- **Work order**:
Please copy every line below that contains the string "title".

- **Data to examine**:

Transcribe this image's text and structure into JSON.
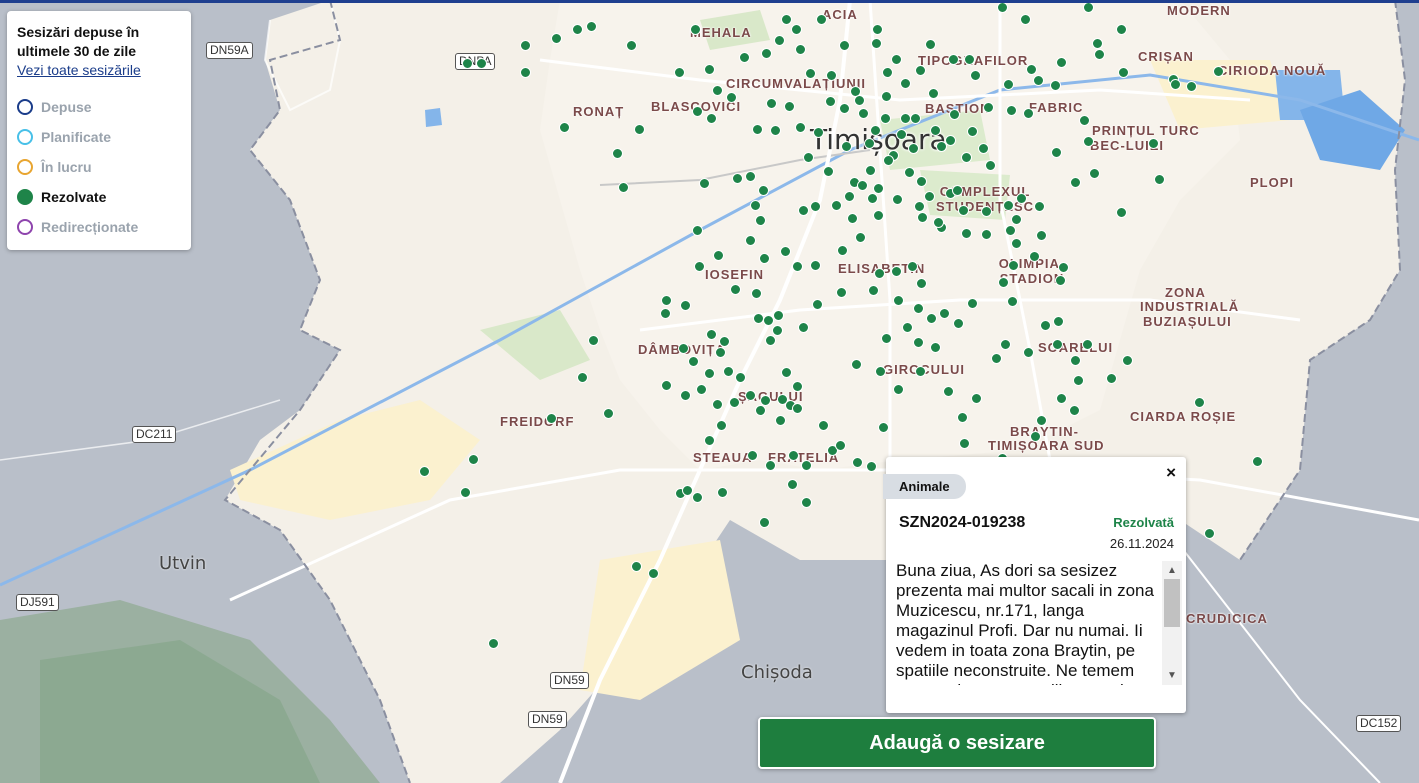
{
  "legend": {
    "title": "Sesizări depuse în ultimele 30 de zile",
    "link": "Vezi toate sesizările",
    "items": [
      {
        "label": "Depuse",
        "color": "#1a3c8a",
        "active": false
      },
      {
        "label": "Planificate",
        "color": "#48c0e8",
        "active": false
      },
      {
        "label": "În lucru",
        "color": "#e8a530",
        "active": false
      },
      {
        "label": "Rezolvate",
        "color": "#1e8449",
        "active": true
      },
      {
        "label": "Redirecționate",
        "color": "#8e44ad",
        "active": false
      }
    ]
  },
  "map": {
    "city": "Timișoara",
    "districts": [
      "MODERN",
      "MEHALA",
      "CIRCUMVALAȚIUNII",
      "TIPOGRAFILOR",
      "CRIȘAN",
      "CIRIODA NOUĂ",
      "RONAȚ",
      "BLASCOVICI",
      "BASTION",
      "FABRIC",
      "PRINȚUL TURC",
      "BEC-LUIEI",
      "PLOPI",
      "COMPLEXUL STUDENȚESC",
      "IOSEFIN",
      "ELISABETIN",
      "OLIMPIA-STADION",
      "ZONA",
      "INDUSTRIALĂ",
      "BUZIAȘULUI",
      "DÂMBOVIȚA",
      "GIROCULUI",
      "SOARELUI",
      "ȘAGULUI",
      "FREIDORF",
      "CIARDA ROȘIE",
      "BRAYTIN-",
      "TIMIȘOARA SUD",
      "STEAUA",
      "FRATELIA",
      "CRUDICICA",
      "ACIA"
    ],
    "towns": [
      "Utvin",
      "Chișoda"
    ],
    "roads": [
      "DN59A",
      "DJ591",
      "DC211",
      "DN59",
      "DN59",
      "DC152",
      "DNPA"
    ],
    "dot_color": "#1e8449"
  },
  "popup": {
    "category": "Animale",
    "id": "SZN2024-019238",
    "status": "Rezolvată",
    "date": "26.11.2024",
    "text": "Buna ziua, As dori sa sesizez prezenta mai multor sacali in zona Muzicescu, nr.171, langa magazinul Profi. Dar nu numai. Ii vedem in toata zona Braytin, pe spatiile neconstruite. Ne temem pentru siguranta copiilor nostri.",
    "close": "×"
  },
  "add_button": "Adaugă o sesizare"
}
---
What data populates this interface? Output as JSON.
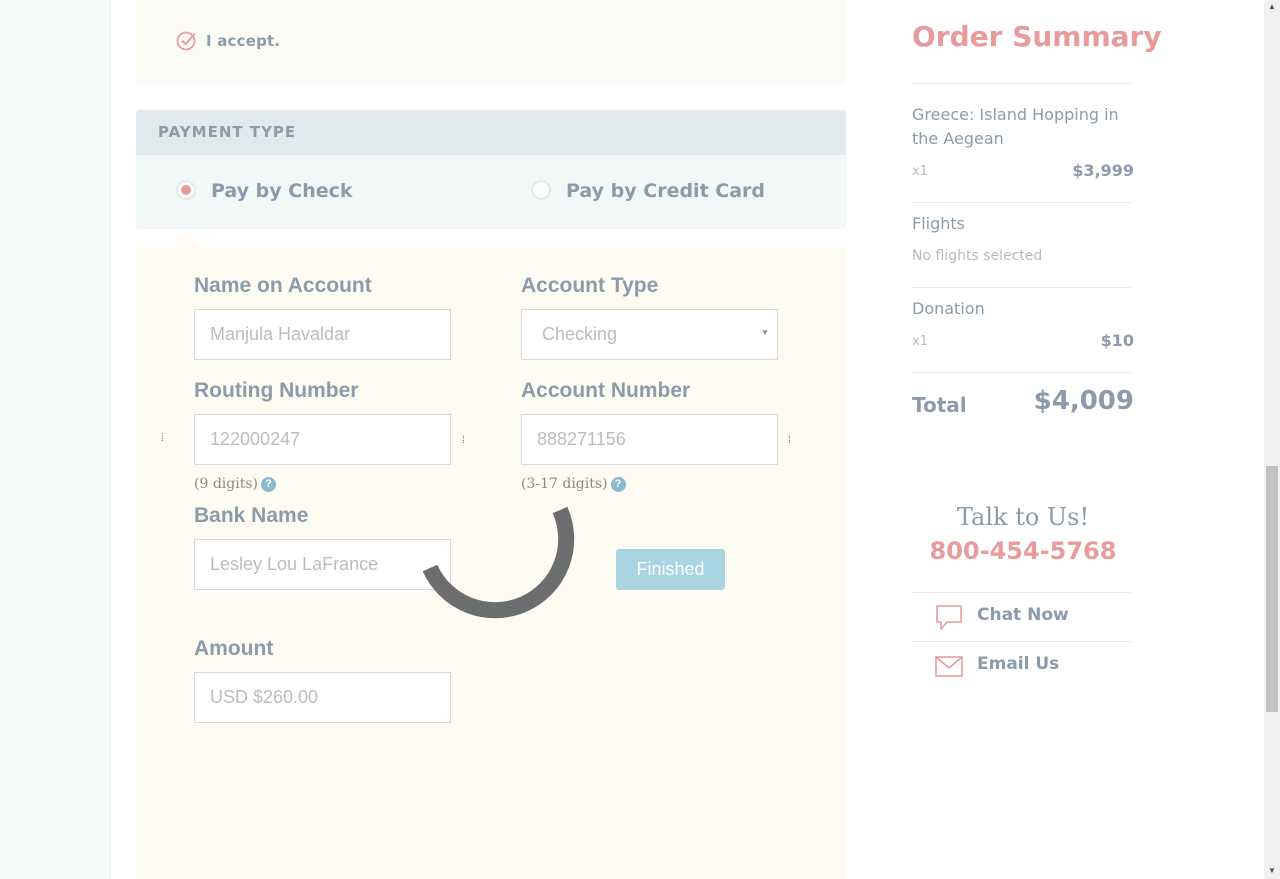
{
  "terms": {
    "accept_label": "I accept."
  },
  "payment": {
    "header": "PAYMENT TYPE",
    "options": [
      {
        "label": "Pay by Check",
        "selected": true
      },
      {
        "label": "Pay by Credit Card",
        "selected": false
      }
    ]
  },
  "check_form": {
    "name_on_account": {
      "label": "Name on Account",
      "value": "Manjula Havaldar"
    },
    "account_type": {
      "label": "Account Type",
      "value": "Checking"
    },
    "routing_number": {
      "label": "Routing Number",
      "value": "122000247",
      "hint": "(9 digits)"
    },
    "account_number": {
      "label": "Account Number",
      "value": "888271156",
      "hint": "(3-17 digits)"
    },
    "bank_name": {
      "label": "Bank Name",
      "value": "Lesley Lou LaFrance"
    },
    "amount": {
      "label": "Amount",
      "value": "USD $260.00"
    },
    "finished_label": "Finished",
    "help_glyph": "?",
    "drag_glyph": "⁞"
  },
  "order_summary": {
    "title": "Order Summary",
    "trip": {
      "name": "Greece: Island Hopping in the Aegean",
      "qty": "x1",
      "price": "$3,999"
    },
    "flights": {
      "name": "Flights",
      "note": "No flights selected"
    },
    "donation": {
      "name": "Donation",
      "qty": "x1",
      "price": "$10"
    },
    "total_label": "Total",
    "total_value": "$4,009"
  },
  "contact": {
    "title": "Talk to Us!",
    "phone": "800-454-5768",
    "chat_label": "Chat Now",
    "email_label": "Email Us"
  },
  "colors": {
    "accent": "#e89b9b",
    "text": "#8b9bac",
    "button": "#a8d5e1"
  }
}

- **Response area**:
    "title": "Sesizări depuse în ultimele 30 de zile",
    "title": "Order Summary",
    "title": "Talk to Us!",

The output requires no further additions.